An American Friends of Magen David Adom ambulance was dedicated on Oct. 16 in the names of Frances and Bernard Nenner of Parkland.
Bernard, 104, and Frances, 96, donated $100,000 to the American Friends of Magen David Adom Aston Gardens chapter, which Bernard Nenner founded seven years ago with a few other residents of the retirement community.
“Every time you pick up a newspaper, you read about killing and murder [in Israel],” Bernard Nenner said. “Instead of the money laying in the bank and paying no interest, I could do something with the money for a good cause.”
Nenner, who grew up poor and went to work at the age of 15, owned dry cleaning businesses in New York and mobile home parks in South Florida.
He attended Bay Ridge Evening High School in Brooklyn for six months but had to drop out because of the long hours at work. Nenner said he is self-educated. “I was always interested in books,” he said. A shelf in his home office contains mysteries by authors Michael Connelly, John Grisham and James Patterson. He said he also likes biographies.
His love of books, Nenner said, is behind his volunteer work caring for the library at Aston Gardens.
At the age of 104, Nenner walks without a cane. His handshake is strong; his hearing sharp.
He said that when he was 50 years old, he went to a doctor and was told he had a cholesterol level of 304. Following the doctor’s diet, Nenner brought his cholesterol down to 200. He said he stopped eating a lot of meat and partially hydrogenated fats, and learned about food and nutrition.
Now he eats oatmeal daily, as well as chicken and fish. For years he drank a glass of red wine with dinner, although he can’t anymore because of the medication he takes, Nenner said.
The slim Nenner said he “watches himself.” That, and “luck and a sense of humor” have helped Nenner, the oldest of five children, survive three siblings. He and a sister are the only ones left, he said.
Fritz Froelich, 85, immediate past president of the Aston Gardens chapter of AFMDA, said Nenner is “an amazing individual; his clarity of mind is tremendous.”
Froelich said Nenner has made “significant other contributions” besides the ambulance through the Aston Gardens chapter of AFMDA, and has been an officer and served on the chapter’s board of directors.

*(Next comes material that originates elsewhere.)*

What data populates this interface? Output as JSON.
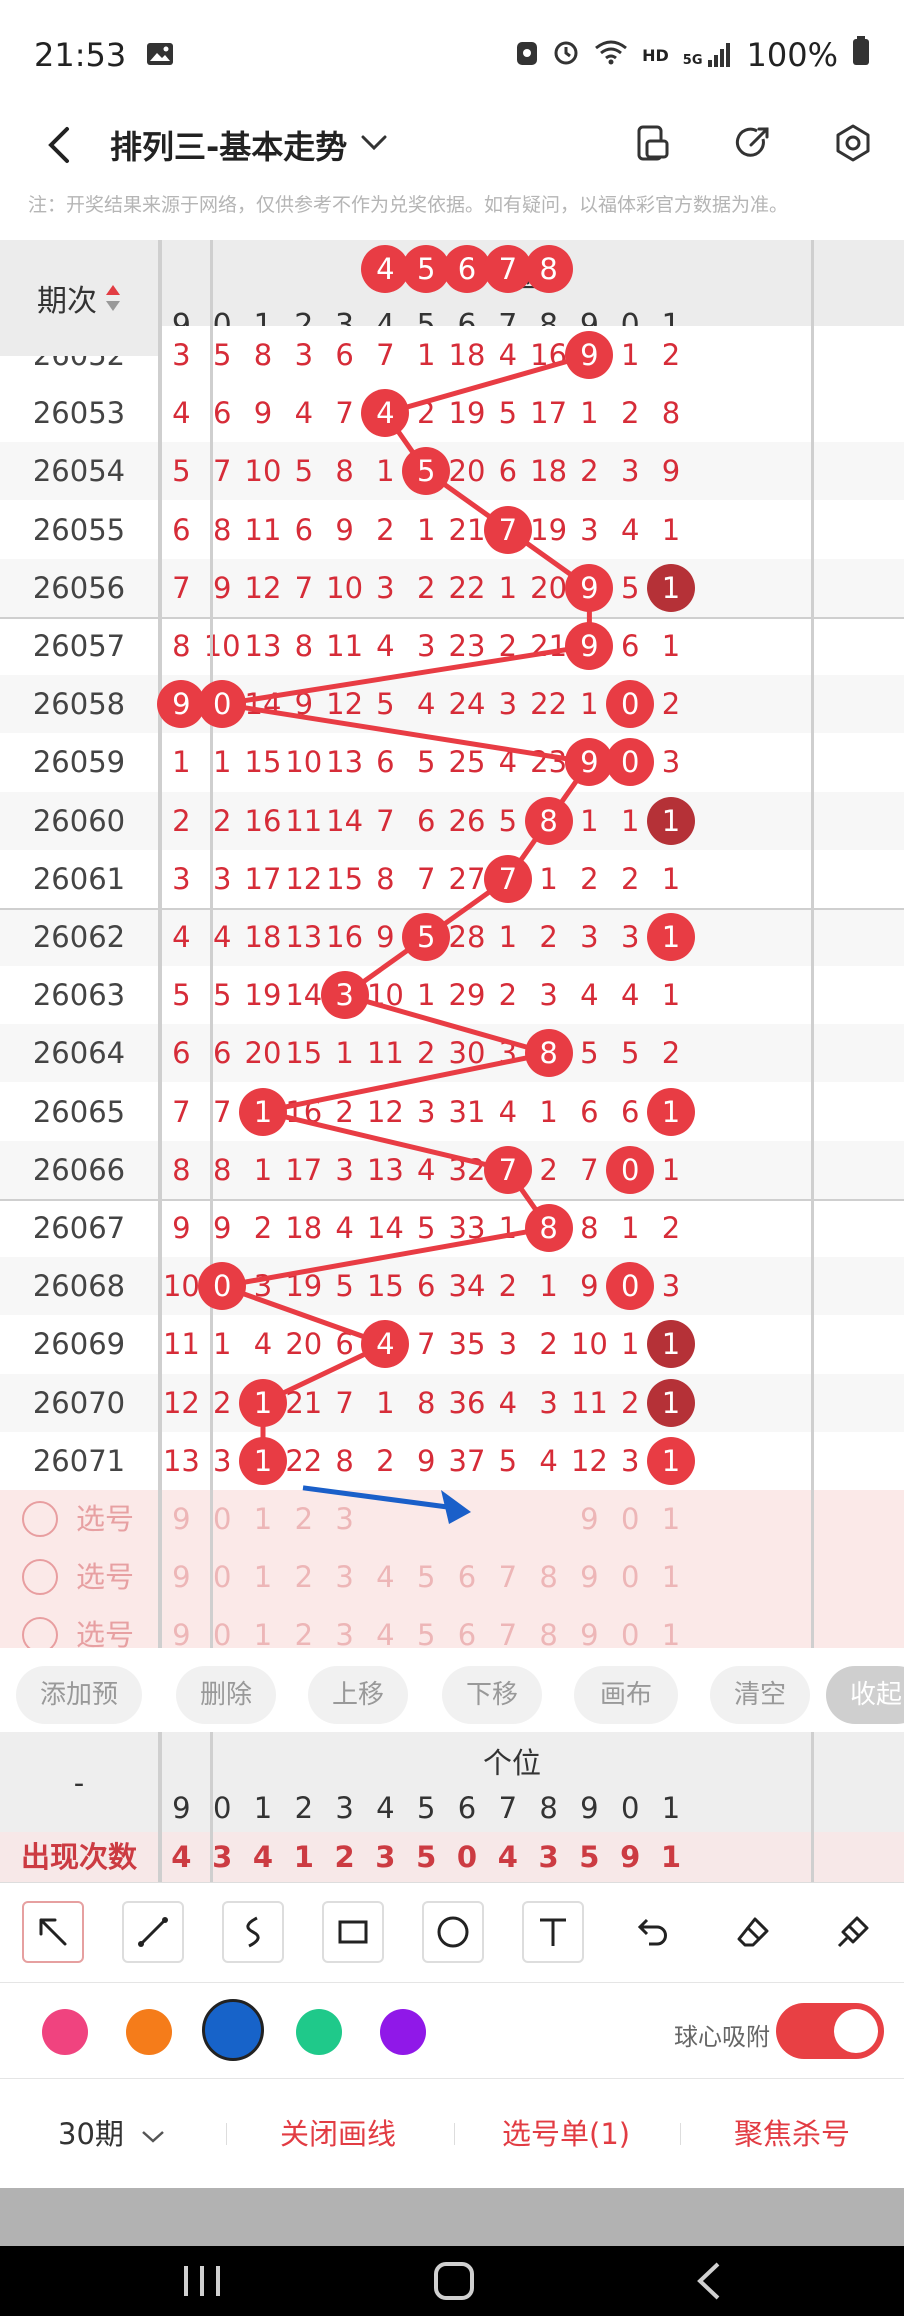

“He’s a very generous person. Call him a philanthrop,” Ferdi Baler, 77, current chapter president, said about Nenner.
Nenner’s daughter Elissa Silverberg said in a phone call from Queens, New York, that her father has always given generously to Jewish causes, often along with his family, and to American Friends of Magen David Adom in particular.
Joel Silberman, AFMDA chapter services director, said Nenner has worked to raise money from birthday cards and certificates for other projects, such as a first aid station at Beit She’an.
The Aston Gardens AFMDA chapter has raised more than $380,000 over its seven years. It counts about 60 life members, more than any other AFMDA chapter in the country, among its 110 members, Silberman said.